Are you planning to stay in the Sacramento region?
It’s up in the air. I’ll be doing a little bit of consulting independently as I look around the different jobs right now. I’m really trying to find a good fit; I want to stick with the next job for some years, as well. I’m really taking my time, making sure it’s a cultural fit. 

What will you miss about working in the public sector?
Certainly — and this holds true for federal as well as state government — when you get into a role that’s at the executive level, it’s pretty big, typically. I have … over 140 departments, 300,000-plus employees. It’s huge – it’s like a multinational corporation. The challenge is certainly something that drives me. That’s not to say the private sector isn’t challenging. I certainly will miss that aspect, and the mission’s a little different, too. Rare is the company that wishes to not make money. Our goal is to provide services to provide a safe, secure environment for all citizen data and services. We have no profit motive. If we do our job, [hackers] will never know we’re here. We are the last line of defense between us and the bad guy.That’s our sole job. I’m not asking people to go sell anything; you’re not here to make a profit. That’s a different mindset, and that’s something I’m going to miss.

We would not be here without the private sector. Everything, we leverage. The private sector is absolutely instrumental, and there is a reason why they build off profit: It’s called capitalism, and it allows us to innovate, move projects forward and do research. It’s just a different mindset.

What are you looking forward to about being back in the private sector?
It’s certainly a more agile environment, being able to flex a bit more with the threat as it comes out, seeing what the next thing is, and, depending on which company I go with, being able to tackle that challenge, build a new program, get it up and running, kind of like where we are now: We have the right team, hiring the right people — to me, that’s a lot of fun, getting everyone moving toward a single goal. I'm looking forward to doing that again.

Will you continue speaking in the area at professional conferences and the like?
The public role is something that I really do enjoy. I love talking about cybersecurity. It’s my passion, so any opportunity I can get to flap my lips and talk about it, I’m happy to do so.

What do you read to stay current?
I do a lot of reading. I love books, especially those that are looking at future state stuff. I listen to podcasts; I like Richard Clarke. ... There are really great articles out there — you look at Wired, you look at Dark Reading. … That allows us to look a bit broader: What are the other states getting hit with? What are they paying attention to? Who is the federal government paying attention to? The intelligence community?
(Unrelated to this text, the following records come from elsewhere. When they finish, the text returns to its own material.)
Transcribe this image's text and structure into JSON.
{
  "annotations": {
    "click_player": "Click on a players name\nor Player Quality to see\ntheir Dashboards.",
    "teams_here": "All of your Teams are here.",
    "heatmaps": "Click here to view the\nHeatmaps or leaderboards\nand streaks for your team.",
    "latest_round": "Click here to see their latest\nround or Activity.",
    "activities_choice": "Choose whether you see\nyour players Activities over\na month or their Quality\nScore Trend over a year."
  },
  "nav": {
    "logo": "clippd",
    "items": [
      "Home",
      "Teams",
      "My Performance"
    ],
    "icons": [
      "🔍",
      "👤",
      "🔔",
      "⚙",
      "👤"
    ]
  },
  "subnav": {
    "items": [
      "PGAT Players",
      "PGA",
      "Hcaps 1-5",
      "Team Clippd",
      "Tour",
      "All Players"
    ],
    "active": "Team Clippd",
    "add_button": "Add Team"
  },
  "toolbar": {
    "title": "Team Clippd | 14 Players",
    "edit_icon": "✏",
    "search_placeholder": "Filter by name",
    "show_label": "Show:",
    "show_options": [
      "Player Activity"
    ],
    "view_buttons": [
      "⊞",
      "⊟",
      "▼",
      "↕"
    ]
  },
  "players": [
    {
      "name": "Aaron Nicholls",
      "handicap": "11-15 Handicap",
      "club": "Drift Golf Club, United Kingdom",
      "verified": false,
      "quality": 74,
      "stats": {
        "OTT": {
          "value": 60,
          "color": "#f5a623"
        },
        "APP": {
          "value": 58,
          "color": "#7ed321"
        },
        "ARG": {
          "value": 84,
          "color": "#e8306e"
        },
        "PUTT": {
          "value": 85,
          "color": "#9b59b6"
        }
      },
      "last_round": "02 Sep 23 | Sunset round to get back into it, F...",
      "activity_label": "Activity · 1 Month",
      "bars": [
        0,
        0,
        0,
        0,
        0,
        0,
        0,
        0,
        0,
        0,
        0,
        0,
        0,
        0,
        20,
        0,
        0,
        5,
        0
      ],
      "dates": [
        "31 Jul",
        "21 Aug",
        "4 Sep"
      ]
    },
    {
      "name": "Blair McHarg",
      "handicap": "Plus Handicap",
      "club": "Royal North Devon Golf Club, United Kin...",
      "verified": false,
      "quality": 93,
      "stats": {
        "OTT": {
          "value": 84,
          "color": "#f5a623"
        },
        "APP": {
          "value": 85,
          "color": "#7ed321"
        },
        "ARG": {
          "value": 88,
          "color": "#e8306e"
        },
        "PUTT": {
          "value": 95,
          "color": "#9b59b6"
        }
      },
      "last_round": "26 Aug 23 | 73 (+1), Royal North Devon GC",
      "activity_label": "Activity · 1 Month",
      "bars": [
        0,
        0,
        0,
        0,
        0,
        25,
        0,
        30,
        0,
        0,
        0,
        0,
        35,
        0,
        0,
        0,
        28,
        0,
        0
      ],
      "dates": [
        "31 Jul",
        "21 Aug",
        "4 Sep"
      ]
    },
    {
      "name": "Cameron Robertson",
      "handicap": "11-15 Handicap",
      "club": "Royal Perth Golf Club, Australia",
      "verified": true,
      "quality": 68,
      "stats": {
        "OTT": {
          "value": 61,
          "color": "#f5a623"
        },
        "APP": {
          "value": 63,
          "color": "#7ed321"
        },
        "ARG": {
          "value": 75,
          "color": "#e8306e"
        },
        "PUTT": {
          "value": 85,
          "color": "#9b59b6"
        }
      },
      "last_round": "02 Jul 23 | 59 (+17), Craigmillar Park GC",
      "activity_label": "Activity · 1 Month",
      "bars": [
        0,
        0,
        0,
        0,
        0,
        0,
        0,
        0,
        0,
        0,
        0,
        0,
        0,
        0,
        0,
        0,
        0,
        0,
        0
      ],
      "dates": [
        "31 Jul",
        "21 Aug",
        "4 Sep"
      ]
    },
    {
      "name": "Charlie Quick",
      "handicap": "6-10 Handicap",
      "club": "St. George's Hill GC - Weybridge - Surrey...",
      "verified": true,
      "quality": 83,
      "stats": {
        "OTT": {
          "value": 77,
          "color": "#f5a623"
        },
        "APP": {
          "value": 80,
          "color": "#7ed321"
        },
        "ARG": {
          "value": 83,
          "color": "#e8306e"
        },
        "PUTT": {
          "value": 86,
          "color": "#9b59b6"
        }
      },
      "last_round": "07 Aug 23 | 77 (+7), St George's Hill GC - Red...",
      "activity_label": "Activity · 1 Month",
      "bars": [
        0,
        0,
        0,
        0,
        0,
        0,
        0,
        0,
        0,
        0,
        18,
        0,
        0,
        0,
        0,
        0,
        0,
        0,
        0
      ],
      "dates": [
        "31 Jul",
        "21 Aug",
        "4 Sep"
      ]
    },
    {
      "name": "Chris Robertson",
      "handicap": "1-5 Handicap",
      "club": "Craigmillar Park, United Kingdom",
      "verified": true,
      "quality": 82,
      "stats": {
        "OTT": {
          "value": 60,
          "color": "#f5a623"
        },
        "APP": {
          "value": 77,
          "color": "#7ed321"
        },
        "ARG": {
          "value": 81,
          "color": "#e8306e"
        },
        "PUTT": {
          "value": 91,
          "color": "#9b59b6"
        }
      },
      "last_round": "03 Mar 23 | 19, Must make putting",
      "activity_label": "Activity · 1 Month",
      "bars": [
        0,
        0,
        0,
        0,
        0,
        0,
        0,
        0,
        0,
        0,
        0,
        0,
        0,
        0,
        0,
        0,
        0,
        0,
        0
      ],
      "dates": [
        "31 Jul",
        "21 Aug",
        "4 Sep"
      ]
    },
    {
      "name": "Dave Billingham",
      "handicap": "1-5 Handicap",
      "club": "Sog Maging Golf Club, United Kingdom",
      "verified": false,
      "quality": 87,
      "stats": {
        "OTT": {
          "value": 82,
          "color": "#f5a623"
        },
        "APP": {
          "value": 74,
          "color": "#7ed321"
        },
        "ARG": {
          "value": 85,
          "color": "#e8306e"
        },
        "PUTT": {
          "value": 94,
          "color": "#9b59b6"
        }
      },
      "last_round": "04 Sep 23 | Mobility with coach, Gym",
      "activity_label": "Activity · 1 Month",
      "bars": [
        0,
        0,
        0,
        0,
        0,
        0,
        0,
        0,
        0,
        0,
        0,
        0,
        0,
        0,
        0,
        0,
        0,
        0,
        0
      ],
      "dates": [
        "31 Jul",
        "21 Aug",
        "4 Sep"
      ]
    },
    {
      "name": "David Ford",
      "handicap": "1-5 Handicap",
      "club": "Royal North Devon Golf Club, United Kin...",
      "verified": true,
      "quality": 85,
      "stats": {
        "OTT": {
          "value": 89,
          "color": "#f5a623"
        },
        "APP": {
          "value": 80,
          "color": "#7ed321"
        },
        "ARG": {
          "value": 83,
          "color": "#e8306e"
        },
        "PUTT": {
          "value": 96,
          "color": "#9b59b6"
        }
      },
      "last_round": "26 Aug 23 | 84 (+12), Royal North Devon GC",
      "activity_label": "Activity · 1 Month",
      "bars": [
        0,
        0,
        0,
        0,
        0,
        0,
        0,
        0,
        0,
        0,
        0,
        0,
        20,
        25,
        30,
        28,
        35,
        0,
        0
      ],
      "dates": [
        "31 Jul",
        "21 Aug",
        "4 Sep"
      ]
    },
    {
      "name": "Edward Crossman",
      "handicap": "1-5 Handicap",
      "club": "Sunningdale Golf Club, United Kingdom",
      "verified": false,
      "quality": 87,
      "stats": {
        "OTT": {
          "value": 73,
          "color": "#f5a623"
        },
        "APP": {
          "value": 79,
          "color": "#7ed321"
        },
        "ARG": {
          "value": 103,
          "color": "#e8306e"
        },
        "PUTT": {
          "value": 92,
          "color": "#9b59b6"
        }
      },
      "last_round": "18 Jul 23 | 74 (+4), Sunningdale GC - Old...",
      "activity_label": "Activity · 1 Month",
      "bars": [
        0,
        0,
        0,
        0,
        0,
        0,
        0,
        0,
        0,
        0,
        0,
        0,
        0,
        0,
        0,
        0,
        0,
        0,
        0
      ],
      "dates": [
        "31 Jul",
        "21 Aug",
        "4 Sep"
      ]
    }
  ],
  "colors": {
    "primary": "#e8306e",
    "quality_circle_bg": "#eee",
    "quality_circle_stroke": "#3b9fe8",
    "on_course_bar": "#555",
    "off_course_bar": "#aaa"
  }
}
It all kind of congeals together and gives you a sense of what to worry about and what’s coming next.

Why did you choose to leave state government now?
There’s a variety of factors that played in. One of the big decisions was timing — the new administration coming in. I was just coming off my parental leave; it didn’t fall apart at the seams when I was gone. I have a good deputy, a good team in place. If I were to leave, this was an opportune time to do it: It allows the new administration to get someone in. We have the continuity, so that definitely played into it. If I’m going to move, I want to do it now before the kids get a little bit older. All these factors kind of contributed. Going into the private sector, it would be nice to make a little bit of money as well, there’s no doubt about it, because now I have two colleges to pay for.  

Would you ever consider a state CIO role?
No. I certainly have the opportunity to go do a CIO role in the private sector now, for example. Cybersecurity is my passion. I’ll stick with CISO for quite awhile. I’ve thought about it; I have the capabilities and the technical skill set to do it. I just love the security side too much.

Do you ever want to write a book?
Eventually – I have quite a few books. I’d love to do a fiction book. If you’re going to look at someone now and where they are … Richard Clarke is an example. He writes fiction and non-fiction; he’s had unbelievable experiences working as the terrorism czar and for multiple administrations … so he’s got the non-fiction piece there, but he writes some great fiction. I’d love to do that.